Capitalising on that trend, EVGA came to the market last year with its first ever gaming mouse, the Torq X10. Premium and feature-packed it may be, but affordable it is not at £50 ($55) for the normal version and £70 ($75) for the Carbon fibre version.

In the grand scheme of things such premium-pricing means EVGA is missing out on the much larger mainstream market, where the more value-conscious consumers are looking to spend their money. To serve that market EVGA revealed a pair of new gaming mice at CES this year.

The optical-sensor Torq X5 and X3 target more affordable price points than the X10 by coming in at $50 and $40, respectively. Laser sensor equivalents, aptly named the Torq X5L and Torq X3L, command $60 and $40 prices.

Design & Hardware

The Torq X3L, the focus of today's review, sports the popular Avago 9500 laser sensor, capable of up to 5,000 DPI, as well as Omron switches. The marketed eight programmable buttons is par for the course at the price point, although, after taking out the left- and right-click buttons, there are half a dozen that you're likely to remap.

Those six programmable buttons are supplemented by 512KB of onboard storage allowing for five profiles, each with a unique combination of button assignments. Two buttons are placed on each side of the mouse, maintaining the ambidextrous design.

An inconsequential weight of just 83g and dimensions of 39mm x 118mm x 66mm make the EVGA Torq X3L one of the lightest and smallest gaming mice on the market. That makes it a difficult mouse to use effectively if you have large hands, though the reverse is also true for small-handed gamers.

EVGA provides the Torq X3L in blue while the optical Torq X3 comes in grey. The coating material isn’t specified but it is a glossy plastic that's surprisingly fingerprint resistant. Dirt buildup, on the other hand, does prove to be slightly problematic on the left- and right-click around where the fingertips naturally rest.
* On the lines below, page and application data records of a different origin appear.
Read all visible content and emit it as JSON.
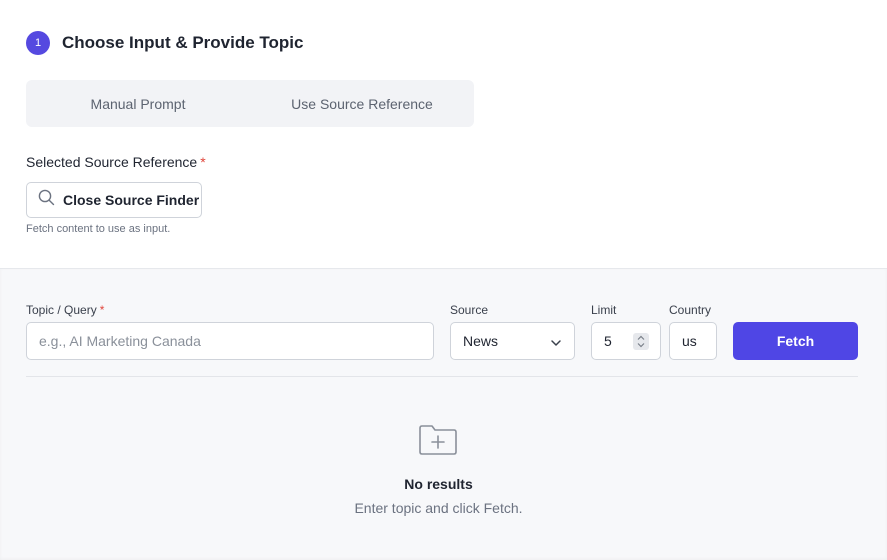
{
  "step": {
    "number": "1",
    "title": "Choose Input & Provide Topic"
  },
  "tabs": [
    {
      "label": "Manual Prompt"
    },
    {
      "label": "Use Source Reference"
    }
  ],
  "source_reference": {
    "label": "Selected Source Reference",
    "required_mark": "*",
    "button_label": "Close Source Finder",
    "help": "Fetch content to use as input."
  },
  "finder": {
    "topic_label": "Topic / Query",
    "topic_required_mark": "*",
    "topic_placeholder": "e.g., AI Marketing Canada",
    "source_label": "Source",
    "source_value": "News",
    "limit_label": "Limit",
    "limit_value": "5",
    "country_label": "Country",
    "country_value": "us",
    "fetch_label": "Fetch"
  },
  "empty_state": {
    "title": "No results",
    "subtitle": "Enter topic and click Fetch.",
    "icon": "folder-plus-icon"
  },
  "colors": {
    "accent": "#4f46e5",
    "required": "#e0453b"
  }
}
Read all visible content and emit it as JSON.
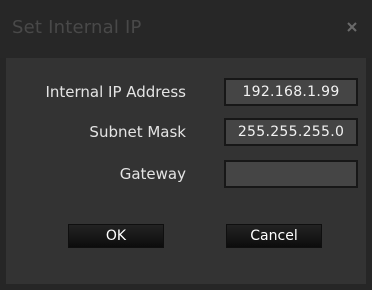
{
  "dialog": {
    "title": "Set Internal IP",
    "close_icon": "close-icon"
  },
  "form": {
    "ip_label": "Internal IP Address",
    "ip_value": "192.168.1.99",
    "subnet_label": "Subnet Mask",
    "subnet_value": "255.255.255.0",
    "gateway_label": "Gateway",
    "gateway_value": ""
  },
  "buttons": {
    "ok_label": "OK",
    "cancel_label": "Cancel"
  }
}
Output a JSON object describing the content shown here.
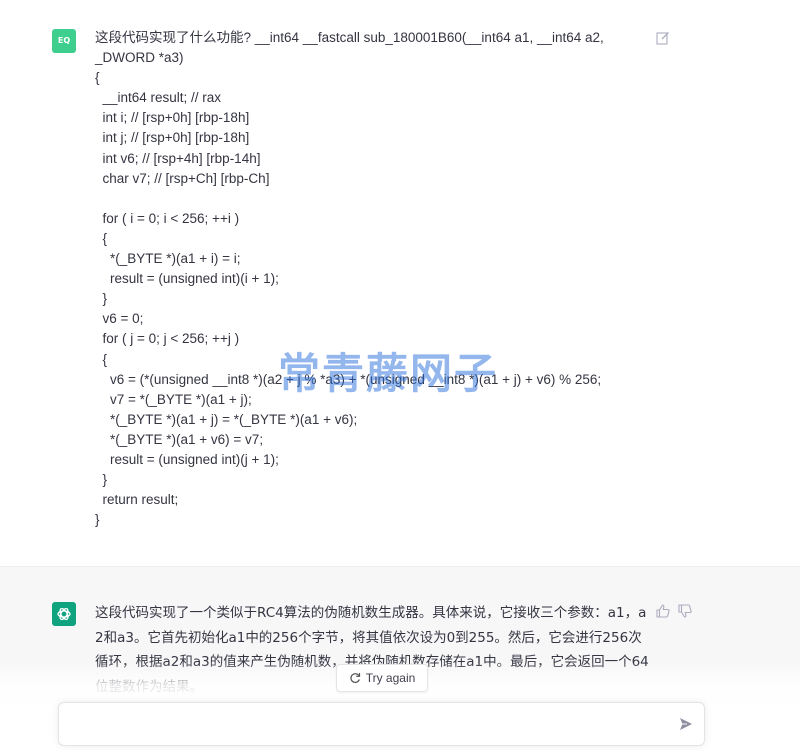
{
  "user_message": {
    "avatar": "EQ",
    "text": "这段代码实现了什么功能? __int64 __fastcall sub_180001B60(__int64 a1, __int64 a2,\n_DWORD *a3)\n{\n  __int64 result; // rax\n  int i; // [rsp+0h] [rbp-18h]\n  int j; // [rsp+0h] [rbp-18h]\n  int v6; // [rsp+4h] [rbp-14h]\n  char v7; // [rsp+Ch] [rbp-Ch]\n\n  for ( i = 0; i < 256; ++i )\n  {\n    *(_BYTE *)(a1 + i) = i;\n    result = (unsigned int)(i + 1);\n  }\n  v6 = 0;\n  for ( j = 0; j < 256; ++j )\n  {\n    v6 = (*(unsigned __int8 *)(a2 + j % *a3) + *(unsigned __int8 *)(a1 + j) + v6) % 256;\n    v7 = *(_BYTE *)(a1 + j);\n    *(_BYTE *)(a1 + j) = *(_BYTE *)(a1 + v6);\n    *(_BYTE *)(a1 + v6) = v7;\n    result = (unsigned int)(j + 1);\n  }\n  return result;\n}",
    "edit_icon": "edit-icon"
  },
  "assistant_message": {
    "text": "这段代码实现了一个类似于RC4算法的伪随机数生成器。具体来说，它接收三个参数：a1，a2和a3。它首先初始化a1中的256个字节，将其值依次设为0到255。然后，它会进行256次循环，根据a2和a3的值来产生伪随机数，并将伪随机数存储在a1中。最后，它会返回一个64位整数作为结果。",
    "icons": [
      "thumbs-up-icon",
      "thumbs-down-icon"
    ]
  },
  "controls": {
    "try_again_label": "Try again",
    "composer_placeholder": ""
  },
  "watermark": "常青藤网子",
  "colors": {
    "user_avatar": "#3ecf8e",
    "assistant_avatar": "#10a37f",
    "assistant_bg": "#f7f7f8",
    "watermark": "#286edc"
  }
}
EVGA's companion software to the Torq X3L is the 'EVGA Unleash' package. A fully customisable DPI range between 200 and 5,000, with independent X and Y axis adjustment, is a significant step ahead of many competing products. The tweaking options also include angle snapping and mouse acceleration toggle as well as lift-off height adjustment.

Full-featured LED controls that allow for brightness, colour and mode adjustment add an advanced aesthetic touch that is somewhat unexpected for the price-point. The Unleash software is topped-off by a macro editor and profile management interface to make use of programmable buttons. The macro editor lacks any pre-configured Windows commands, such as a system lock function, but a full range of media- and browser-control macros are already baked-in.